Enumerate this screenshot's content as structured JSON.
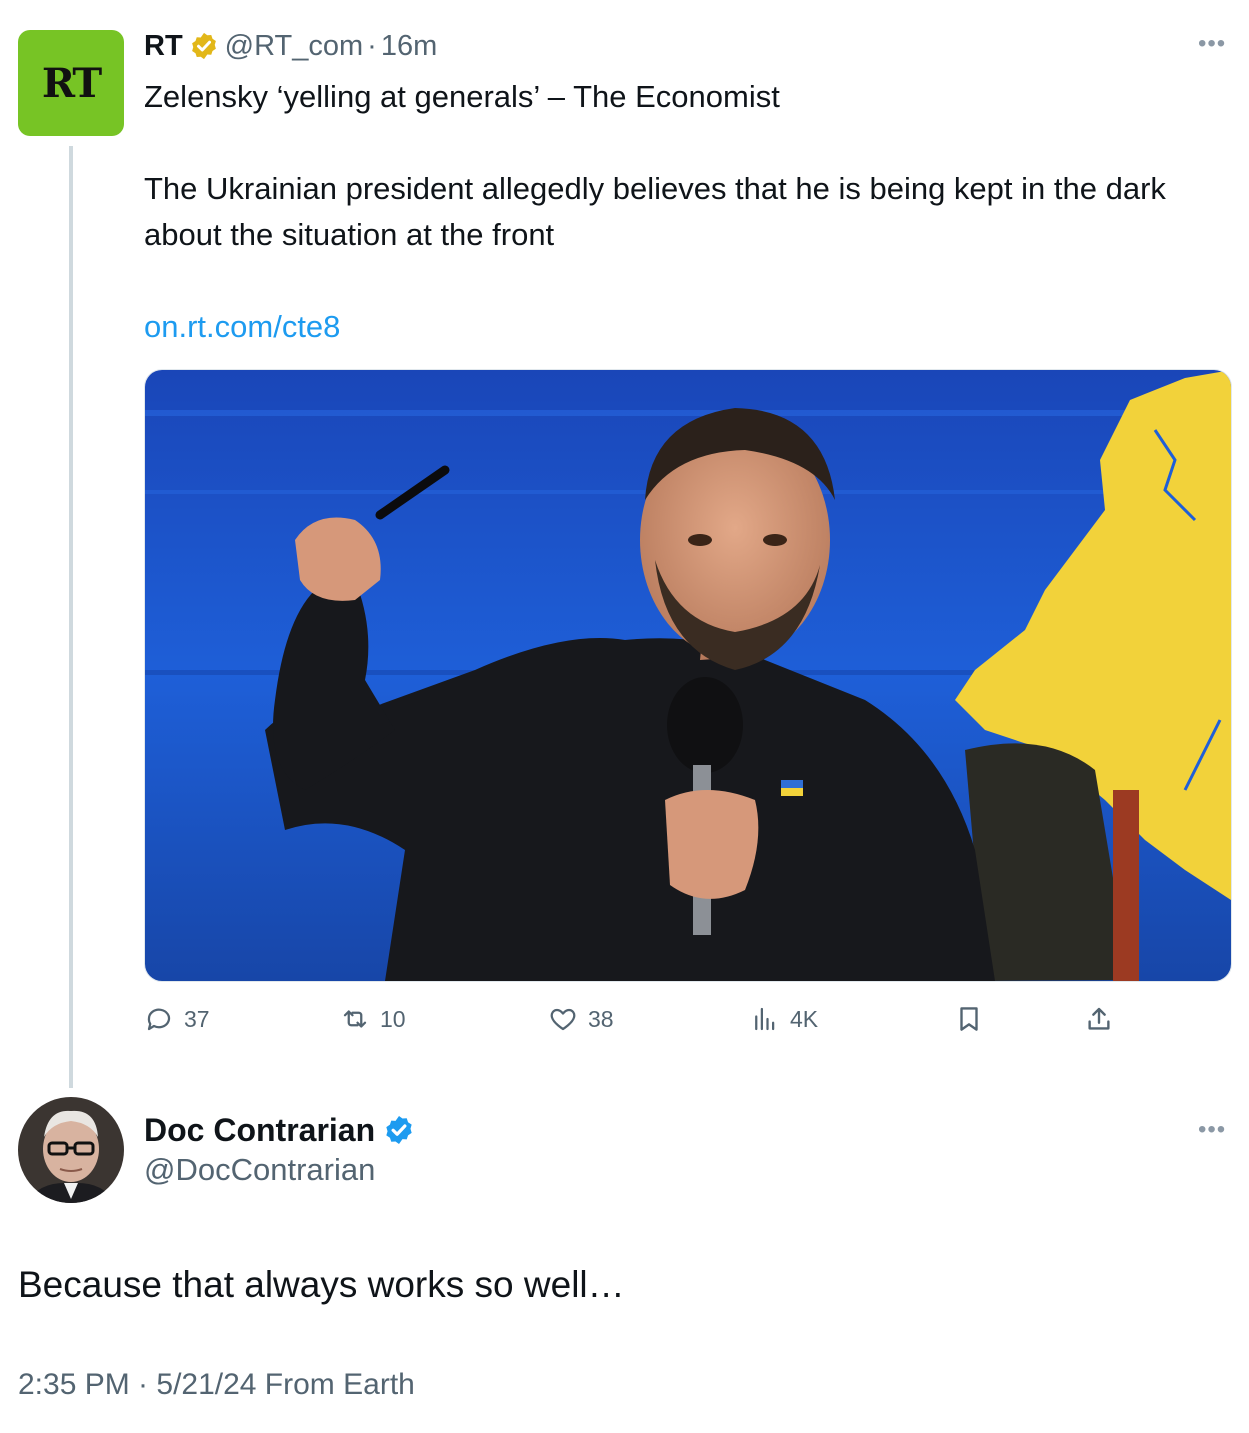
{
  "parent_tweet": {
    "avatar_logo": "RT",
    "name": "RT",
    "handle": "@RT_com",
    "separator": "·",
    "time": "16m",
    "headline": "Zelensky ‘yelling at generals’ – The Economist",
    "body": "The Ukrainian president allegedly believes that he is being kept in the dark about the situation at the front",
    "link": "on.rt.com/cte8",
    "more_icon": "more-horizontal-icon",
    "stats": {
      "replies": "37",
      "reposts": "10",
      "likes": "38",
      "views": "4K"
    },
    "colors": {
      "avatar_bg": "#77c425",
      "badge": "#e2b719",
      "link": "#1d9bf0"
    }
  },
  "reply_tweet": {
    "name": "Doc Contrarian",
    "handle": "@DocContrarian",
    "text": "Because that always works so well…",
    "timestamp": "2:35 PM · 5/21/24 From Earth",
    "more_icon": "more-horizontal-icon",
    "colors": {
      "badge": "#1d9bf0",
      "meta": "#536471"
    }
  }
}
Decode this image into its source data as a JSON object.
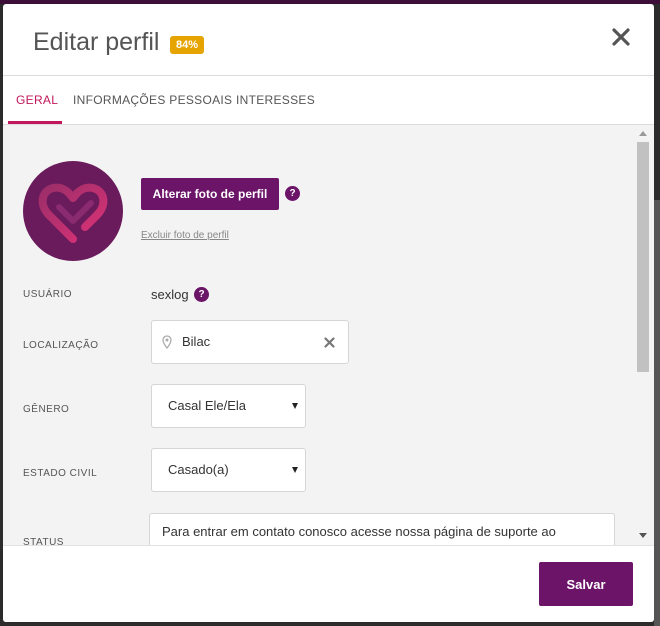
{
  "modal": {
    "title": "Editar perfil",
    "completion_badge": "84%"
  },
  "tabs": [
    {
      "label": "GERAL",
      "active": true
    },
    {
      "label": "INFORMAÇÕES PESSOAIS",
      "active": false
    },
    {
      "label": "INTERESSES",
      "active": false
    }
  ],
  "photo": {
    "change_label": "Alterar foto de perfil",
    "delete_label": "Excluir foto de perfil",
    "help_glyph": "?"
  },
  "fields": {
    "username": {
      "label": "USUÁRIO",
      "value": "sexlog",
      "help_glyph": "?"
    },
    "location": {
      "label": "LOCALIZAÇÃO",
      "value": "Bilac",
      "icon": "map-pin-icon"
    },
    "gender": {
      "label": "GÊNERO",
      "selected": "Casal Ele/Ela"
    },
    "marital_status": {
      "label": "ESTADO CIVIL",
      "selected": "Casado(a)"
    },
    "status": {
      "label": "STATUS",
      "value": "Para entrar em contato conosco acesse nossa página de suporte ao"
    }
  },
  "footer": {
    "save_label": "Salvar"
  },
  "colors": {
    "brand": "#6b1468",
    "accent": "#c2185b",
    "badge": "#e6a400"
  }
}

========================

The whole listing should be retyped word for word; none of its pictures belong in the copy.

Enumerate this screenshot's content as structured JSON.
{
  "parent_tweet": {
    "avatar_logo": "RT",
    "name": "RT",
    "handle": "@RT_com",
    "separator": "·",
    "time": "16m",
    "headline": "Zelensky ‘yelling at generals’ – The Economist",
    "body": "The Ukrainian president allegedly believes that he is being kept in the dark about the situation at the front",
    "link": "on.rt.com/cte8",
    "more_icon": "more-horizontal-icon",
    "stats": {
      "replies": "37",
      "reposts": "10",
      "likes": "38",
      "views": "4K"
    },
    "colors": {
      "avatar_bg": "#77c425",
      "badge": "#e2b719",
      "link": "#1d9bf0"
    }
  },
  "reply_tweet": {
    "name": "Doc Contrarian",
    "handle": "@DocContrarian",
    "text": "Because that always works so well…",
    "timestamp": "2:35 PM · 5/21/24 From Earth",
    "more_icon": "more-horizontal-icon",
    "colors": {
      "badge": "#1d9bf0",
      "meta": "#536471"
    }
  }
}
Decode this image into its source data as a JSON object.
{
  "modal": {
    "title": "Editar perfil",
    "completion_badge": "84%"
  },
  "tabs": [
    {
      "label": "GERAL",
      "active": true
    },
    {
      "label": "INFORMAÇÕES PESSOAIS",
      "active": false
    },
    {
      "label": "INTERESSES",
      "active": false
    }
  ],
  "photo": {
    "change_label": "Alterar foto de perfil",
    "delete_label": "Excluir foto de perfil",
    "help_glyph": "?"
  },
  "fields": {
    "username": {
      "label": "USUÁRIO",
      "value": "sexlog",
      "help_glyph": "?"
    },
    "location": {
      "label": "LOCALIZAÇÃO",
      "value": "Bilac",
      "icon": "map-pin-icon"
    },
    "gender": {
      "label": "GÊNERO",
      "selected": "Casal Ele/Ela"
    },
    "marital_status": {
      "label": "ESTADO CIVIL",
      "selected": "Casado(a)"
    },
    "status": {
      "label": "STATUS",
      "value": "Para entrar em contato conosco acesse nossa página de suporte ao"
    }
  },
  "footer": {
    "save_label": "Salvar"
  },
  "colors": {
    "brand": "#6b1468",
    "accent": "#c2185b",
    "badge": "#e6a400"
  }
}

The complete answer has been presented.